If Okugo remains Generation Adidas for another year, he’s worth it. But if not, the pressure on him could rise. Brian Carroll isn’t likely to give up his starting position anytime soon. Verdict: Worth it, for now.
- M Brian Carroll – Base: $160,000
Carroll has been terrific as a lone defensive midfielder. He’s had some injury problems this year, but if they don’t wear him down too much, he should be a lineup fixture for the next few years. Verdict: Worth it.
- M Stefani Miglioranzi – Base: $130,000, Total: $153,125
If the Union have a way out of Migs’ contract, they’ll take it. He’s had a rough season and no longer merits as a starter due to Carroll’s presence, but he still has value as a backup defensive midfielder and even center back. He’s a good locker room presence and team leader. The Union should look to renegotiate and keep him as a backup, provided fans can accept that’s what he is and should be. At his current salary, however, there’s no way he’s back unless the Union are stuck on the hook. Verdict: Not worth it.
- F Jack McInerney – Base: $71,250, Total: $135,416
Teenage forwards with national team potential are nice, but he needs more playing time. Carlos Ruiz’s presence blocked him, but what’s the problem now? He won’t develop without playing time. Verdict: Worth it.
- GK Zac MacMath – Base: $80,000, Total: $125,000
Another Generation Adidas player who should be off-budget for at least another season (and possibly two), provided Mondragon returns as expected. That adds value, as does the fact that he’s too young to legally drink alcohol. Verdict: Worth it.
- M Roger Torres – Base: $105,600, Total: $108,725
He’s finally getting regular playing time again, and he’s impressing. Go figure. Verdict: Worth it, as long as he’s getting time.
- M/F Veljko Paunovic – Base: $90,000
Really? That’s all it costs for an experienced and unselfish veteran contributor? Wow. Even if he’s just a part-time starter or role player (which he should be), that’s a good rate. Verdict: Worth it.
The steals: Oh my God, is that all they’re getting paid?
Right back Sheanon Williams and midfielders Keon Daniel, Kyle Nakazawa, and Gabriel Farfan are criminally underpaid. They’re all making right around the league minimum, between $42,000 and $47,000. Michael Farfan makes the league minimum ($42,000) in base salary but gets a bump up to $79,000 thanks to bonus pay. They’re all worth more than what they’re paid. And they all deserve more.
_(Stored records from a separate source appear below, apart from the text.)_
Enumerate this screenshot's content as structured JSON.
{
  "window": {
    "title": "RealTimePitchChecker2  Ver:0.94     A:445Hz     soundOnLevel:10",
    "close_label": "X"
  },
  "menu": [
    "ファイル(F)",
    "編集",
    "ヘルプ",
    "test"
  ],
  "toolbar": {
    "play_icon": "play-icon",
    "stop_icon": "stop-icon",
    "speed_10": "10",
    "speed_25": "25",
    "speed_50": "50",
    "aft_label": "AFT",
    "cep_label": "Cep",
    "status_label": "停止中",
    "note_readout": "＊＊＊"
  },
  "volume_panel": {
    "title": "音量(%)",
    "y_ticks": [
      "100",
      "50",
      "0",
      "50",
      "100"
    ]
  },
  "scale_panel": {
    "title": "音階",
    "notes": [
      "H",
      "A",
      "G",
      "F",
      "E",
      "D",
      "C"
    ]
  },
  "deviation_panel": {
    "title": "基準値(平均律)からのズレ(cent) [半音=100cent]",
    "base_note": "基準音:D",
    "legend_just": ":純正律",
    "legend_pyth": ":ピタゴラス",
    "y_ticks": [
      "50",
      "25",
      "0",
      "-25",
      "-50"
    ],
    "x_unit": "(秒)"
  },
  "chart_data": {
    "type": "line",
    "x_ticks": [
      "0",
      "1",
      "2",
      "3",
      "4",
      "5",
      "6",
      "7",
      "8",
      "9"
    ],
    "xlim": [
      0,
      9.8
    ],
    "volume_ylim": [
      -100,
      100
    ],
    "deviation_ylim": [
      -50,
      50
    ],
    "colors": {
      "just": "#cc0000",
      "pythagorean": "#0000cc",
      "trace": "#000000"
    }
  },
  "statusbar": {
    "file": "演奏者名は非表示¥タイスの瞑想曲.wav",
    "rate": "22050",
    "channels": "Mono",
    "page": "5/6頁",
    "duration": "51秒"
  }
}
Williams is probably the biggest steal in the league, with apologies to Seattle’s Mauro Rosales. If Williams doesn’t get a fat raise next year, the Union will deserve what they get when he goes to Europe on a free transfer. Lock him up, and pay him fairly.
The young benchwarmers
Levi Houapeu and Ryan Richter each make $32,604 as developmental players. That’s worth it for young players who might develop, and even if they never play in a league game, it helps build the Union’s local talent pipeline to have two guys with local ties like these two.
The same goes for Zach Pfeffer, whose $55,000 base salary (with $65,000 total compensation) might be worth it just for the publicity. His signing puts the Union front and center for talented teenagers throughout the region.
As for new signing Joe Tait, he’s making the minimum league salary of $42,000. Let’s see what he can do.